To move forward and support employers and employees, the embarrassment surrounding this topic, which is a natural, normal occurrence which will affect 50% of the population, must end.
What is the law surrounding menopause at work?
There have been several successful claims in the Employment Tribunal concerning menopause.
Merchant v BT (2012) ((ET/1401305/11)
In the first case concerning menopause, the Claimant, Ms Merchant, based her claim on gender discrimination. She was experiencing severe menopause symptoms and her doctor has diagnosed her with stress and poor concentration. Her symptoms were affecting her work.
Ms Merchant was put under performance management. Company policy dictated that line managers had to consider and investigate whether under-performance was due to ill-health. However, Ms Merchant’s line manager refused to consider the impact of menopause and did not seek expert opinion. Instead, he relied on his own beliefs and opinions about the condition.
The Claimant was dismissed. She succeeded on the grounds that the line manager would not have dealt with a non-female condition in the way he approached hers. In addition, evidence showed that if a male employee was suffering from similar symptoms, they would have been treated in a different manner.

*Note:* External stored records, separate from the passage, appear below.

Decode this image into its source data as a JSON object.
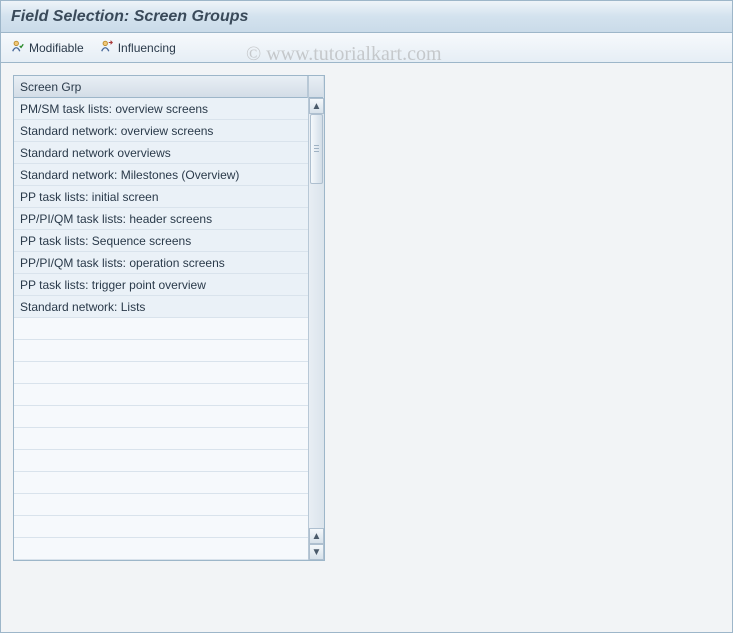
{
  "title": "Field Selection: Screen Groups",
  "toolbar": {
    "modifiable_label": "Modifiable",
    "influencing_label": "Influencing"
  },
  "table": {
    "column_header": "Screen Grp",
    "rows": [
      "PM/SM task lists: overview screens",
      "Standard network: overview screens",
      "Standard network overviews",
      "Standard network: Milestones (Overview)",
      "PP task lists: initial screen",
      "PP/PI/QM task lists: header screens",
      "PP task lists: Sequence screens",
      "PP/PI/QM task lists: operation screens",
      "PP task lists: trigger point overview",
      "Standard network: Lists"
    ],
    "empty_rows": 11
  },
  "watermark": "© www.tutorialkart.com"
}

Davies v Scottish Courts and Tribunals Service (2018): 4104575/2017
This case is the first Employment Tribunal decision regarding menopause won on the grounds of disability discrimination.
The Claimant, Ms Davies, was employed as a Court Officer. She had suffered severe menopause symptoms for almost three years; including being severely anaemic due to the heavy bleeding, and felt “fuzzy”, emotional and lacking in concentration at times. Ms Davies informed her two line managers of her condition and that she was being put on HRT. She also began taking a medication called Cystopurin that had to be dissolved in water.

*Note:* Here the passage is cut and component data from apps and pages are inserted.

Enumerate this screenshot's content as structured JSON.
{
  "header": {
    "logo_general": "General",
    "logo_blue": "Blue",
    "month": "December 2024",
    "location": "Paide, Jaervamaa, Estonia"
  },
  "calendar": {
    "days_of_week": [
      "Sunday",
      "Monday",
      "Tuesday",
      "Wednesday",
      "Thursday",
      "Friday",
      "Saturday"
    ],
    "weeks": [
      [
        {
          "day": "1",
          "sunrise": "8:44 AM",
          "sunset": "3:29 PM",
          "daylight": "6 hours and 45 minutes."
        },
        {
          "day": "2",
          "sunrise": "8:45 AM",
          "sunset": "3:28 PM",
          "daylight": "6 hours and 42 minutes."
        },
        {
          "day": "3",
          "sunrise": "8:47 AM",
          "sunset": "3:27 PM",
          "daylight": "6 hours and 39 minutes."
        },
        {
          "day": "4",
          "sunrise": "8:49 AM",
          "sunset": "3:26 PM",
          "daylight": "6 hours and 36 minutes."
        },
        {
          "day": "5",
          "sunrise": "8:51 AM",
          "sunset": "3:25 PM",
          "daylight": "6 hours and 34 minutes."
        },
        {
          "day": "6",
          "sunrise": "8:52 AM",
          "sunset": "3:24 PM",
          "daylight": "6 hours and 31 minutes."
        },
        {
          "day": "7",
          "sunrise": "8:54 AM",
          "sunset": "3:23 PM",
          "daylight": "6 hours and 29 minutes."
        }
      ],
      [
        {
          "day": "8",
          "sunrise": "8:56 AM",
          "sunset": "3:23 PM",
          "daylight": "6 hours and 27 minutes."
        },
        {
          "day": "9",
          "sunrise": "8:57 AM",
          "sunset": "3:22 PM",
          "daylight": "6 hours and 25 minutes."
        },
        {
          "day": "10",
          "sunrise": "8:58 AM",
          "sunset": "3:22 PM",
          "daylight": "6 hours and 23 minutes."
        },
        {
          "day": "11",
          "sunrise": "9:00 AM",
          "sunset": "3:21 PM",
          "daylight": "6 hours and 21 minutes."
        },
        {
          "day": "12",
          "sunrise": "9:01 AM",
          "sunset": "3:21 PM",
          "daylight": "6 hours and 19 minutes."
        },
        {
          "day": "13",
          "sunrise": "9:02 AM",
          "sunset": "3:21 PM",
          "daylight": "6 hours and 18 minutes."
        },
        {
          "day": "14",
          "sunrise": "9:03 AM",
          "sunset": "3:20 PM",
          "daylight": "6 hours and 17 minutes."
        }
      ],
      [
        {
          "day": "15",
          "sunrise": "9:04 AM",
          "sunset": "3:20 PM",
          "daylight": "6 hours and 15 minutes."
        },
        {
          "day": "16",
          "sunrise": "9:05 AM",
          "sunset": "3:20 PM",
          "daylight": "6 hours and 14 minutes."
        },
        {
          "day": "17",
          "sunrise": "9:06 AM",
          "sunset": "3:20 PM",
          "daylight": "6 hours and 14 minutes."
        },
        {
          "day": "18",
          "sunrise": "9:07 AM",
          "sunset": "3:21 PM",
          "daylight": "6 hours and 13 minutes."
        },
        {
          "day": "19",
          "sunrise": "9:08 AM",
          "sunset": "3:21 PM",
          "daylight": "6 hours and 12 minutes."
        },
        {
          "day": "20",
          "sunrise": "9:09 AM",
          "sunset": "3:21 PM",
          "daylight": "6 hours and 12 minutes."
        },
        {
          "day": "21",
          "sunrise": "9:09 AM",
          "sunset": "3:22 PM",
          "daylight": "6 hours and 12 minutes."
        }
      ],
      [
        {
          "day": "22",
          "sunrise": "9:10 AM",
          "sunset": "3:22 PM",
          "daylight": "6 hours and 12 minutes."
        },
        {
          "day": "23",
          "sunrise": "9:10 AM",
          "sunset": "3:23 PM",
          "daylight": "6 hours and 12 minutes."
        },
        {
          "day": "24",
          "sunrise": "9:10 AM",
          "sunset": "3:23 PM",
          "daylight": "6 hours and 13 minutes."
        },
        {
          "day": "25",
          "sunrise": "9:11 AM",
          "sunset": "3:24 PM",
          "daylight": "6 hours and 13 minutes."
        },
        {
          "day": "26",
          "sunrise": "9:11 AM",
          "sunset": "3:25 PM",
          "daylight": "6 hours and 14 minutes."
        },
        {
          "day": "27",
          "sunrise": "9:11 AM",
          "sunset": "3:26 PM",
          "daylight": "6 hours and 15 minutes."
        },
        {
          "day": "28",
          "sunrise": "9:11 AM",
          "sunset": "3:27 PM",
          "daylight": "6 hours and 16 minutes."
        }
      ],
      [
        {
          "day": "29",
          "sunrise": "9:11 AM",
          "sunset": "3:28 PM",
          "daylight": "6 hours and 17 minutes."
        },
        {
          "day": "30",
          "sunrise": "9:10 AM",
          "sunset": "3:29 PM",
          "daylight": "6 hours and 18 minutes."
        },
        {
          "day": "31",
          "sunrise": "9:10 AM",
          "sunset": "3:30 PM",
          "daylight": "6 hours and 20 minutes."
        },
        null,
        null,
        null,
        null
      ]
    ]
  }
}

One day, Ms Davies returned to her desk and found her jug of water, which she used to dissolve the medication missing. She saw two male colleagues drinking the water and alerted them that it may contain medication (it later transpired it did not). The Defendant conducted an extensive health and safety investigation, and Ms Davies was dismissed on the grounds of gross misconduct.
The Tribunal held that Ms Davies had been unfairly dismissed. With regards to disability discrimination, the Tribunal asked the question: “what caused the dismissal of the Claimant?” The reason for the dismissal was the conduct of Ms Davies. She was affected by her disability insofar as her condition caused her to be confused and forgetful about whether she had taken her medication and whether she had put it in the water jug. This situation caused her to advise the two men they had consumed water containing her medication. It also resulted in anxiety and to react to the situation by raising her voice. The Tribunal was entirely satisfied there was a clear causal link between the Claimant’s disability and her conduct.
The Defendant argued that it had a legitimate aim; it needed to have honest and trustworthy staff. It was submitted that the dismissal of the Claimant was a proportionate means of achieving this legitimate aim. However, the Tribunal ruled that although the having honest and trustworthy staff was a legitimate aim, dismissal, in this case, was disproportionate as the matter could have been dealt with by other means, such as a verbal or written warning.
Society is always in a state of flux. The reason menopause is coming to light as an issue for employers now is that: a) people are enjoying good health for longer and are therefore remaining in work, and b) there are simply more women in the workforce. Employment law has always been at the forefront of socio-economic change, and it is likely that in the future, menopause will be specifically protected in the same manner as pregnancy and maternity. In the meantime, it is vital that employers are aware of the condition and adapt their HR policies to take menopause into account.